My work as a therapist is based on an “integrative” approach which assumes that there are many ways in which human psychology can be explored and understood – no one theory holds ‘the’ answer. Therefore, my counselling interventions are tailored to individual needs and personal circumstances, drawing on a range of theories including person-centred, psychodynamic, and cognitive-behavioural models.
I see counselling as a process that helps people make choices or reach decisions about how to handle their concerns. You will be encouraged to talk about what is troubling you and I will listen to what you have to say. I will not provide advice or tell you what to do. Instead, the aim of counselling is to help you become clearer about both the extent and the effect of the problems/issues you bring, and to help you recognise possible solutions – ones that will work for you.
Part of the counselling work will involve you considering what you are thinking, feeling, and doing (or not doing), and how thoughts, emotions, and behaviour all interact together.

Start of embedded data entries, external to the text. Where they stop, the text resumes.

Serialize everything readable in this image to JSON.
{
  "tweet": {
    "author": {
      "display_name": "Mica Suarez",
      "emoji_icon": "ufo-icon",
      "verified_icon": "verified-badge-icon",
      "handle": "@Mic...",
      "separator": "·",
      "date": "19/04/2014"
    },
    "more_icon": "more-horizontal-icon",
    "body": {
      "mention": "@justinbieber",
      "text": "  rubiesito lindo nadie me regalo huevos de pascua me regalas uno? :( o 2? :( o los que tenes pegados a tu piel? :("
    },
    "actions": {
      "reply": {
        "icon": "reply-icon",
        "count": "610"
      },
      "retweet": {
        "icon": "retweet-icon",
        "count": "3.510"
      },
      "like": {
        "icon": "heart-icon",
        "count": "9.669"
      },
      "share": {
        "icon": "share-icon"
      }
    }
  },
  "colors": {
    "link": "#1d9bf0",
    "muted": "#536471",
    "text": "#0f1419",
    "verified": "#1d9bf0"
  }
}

Usually, making links with your past is helpful for understanding current difficulties or patterns of relating to yourself and others.
It is not unusual to be challenged in the process in a supportive way in order to increase your self-awareness.

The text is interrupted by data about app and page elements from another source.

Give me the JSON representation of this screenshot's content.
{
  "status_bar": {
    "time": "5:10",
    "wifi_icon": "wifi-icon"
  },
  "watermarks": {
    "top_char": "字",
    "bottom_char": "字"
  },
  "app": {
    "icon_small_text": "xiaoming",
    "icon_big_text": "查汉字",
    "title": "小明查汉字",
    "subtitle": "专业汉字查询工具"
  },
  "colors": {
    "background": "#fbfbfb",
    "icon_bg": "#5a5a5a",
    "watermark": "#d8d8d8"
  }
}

Counselling is not a substitute for medical advice or psychiatric diagnosis/care.
Counselling is a type of talking therapy which is particularly useful if you want to explore your feelings or make sense of your experiences. For that reason, people often find counselling useful when coping with loss, relationship problems, or a breakup. It can be a great opportunity to learn more about yourself. Counselling is not about giving you advice or telling you what to do; rather it provides a safe and regular space for you to talk about and explore difficult feelings. It is an effective method of personal development. Most of the individuals I work with have approximately 6 – 12 weekly counselling sessions.

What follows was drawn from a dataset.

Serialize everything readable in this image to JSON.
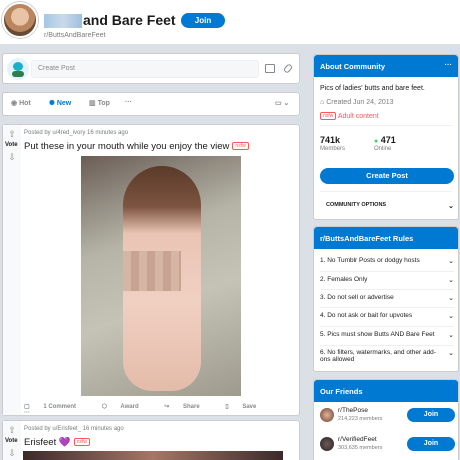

Cognitive Behavioural Therapy (CBT)
CBT is a scientifically-valieded form of psychotherapy that is effective for many different problems and conditions. It is particularly effective for helping people overcome anxiety, depression, and low self-esteem. Unlike other types of talking therapies, CBT does not require you to spend years in therapy trying to uncover the root of your problem. Rather, it takes a solution-focused approach to help you solve problems and learn new skills. In this sense, it can be thought of as a talking AND doing therapy. You will learn specific skills and strategies to improve your mood, reduce anxiety, and feel more confident.
Many of the people who come for help have CBT to overcome problems with social anxiety, low self-esteem, sexual issues, and/or depression. The number of CBT sessions depends on your individual needs and the extent of the problem. Typically, individuals have between 12 – 16 sessions. The UK’s National Institute for Health and Care Excellence (NICE) provides national guidance and advice on the number of CBT sessions usually required to treat depression and anxiety conditions based on research evidence. I work to this guidance in my CBT practice.
Psychotherapy differs from counselling in that it is open-ended and tends to be long-term. In order words, some people have therapy for a few months or a few years. Having longer-term therapy enables us to explore your life experiences at a greater depth. It gives you a regular space to think and talk about yourself and your relationships with others. This usually includes talking about your past and how your growing up experiences affect how you are thinking, feeling and behaving right now. Psychotherapy can help you to understand why you chose particular partners, why you feel the way you feel, why you do what you do – even if it doesn’t make sense or doesn’t seem in your best interests – and it can help you understand how the unconscious part of your mind affects your motivations. Like counselling, longer-term therapy is an effective method of personal development and growth. However, unlike counselling and CBT, psychotherapy can work better if you have complicated or long-standing problems.
Which therapy is right for me?
That really depends on the problem(s) and your individual needs. I believe that people need different types of help at different points in their lives, and therefore, no one approach to therapy is best all of the time. Having an initial appointment provides an opportunity to discuss your needs and to consider what type of therapy might be best for you at this time.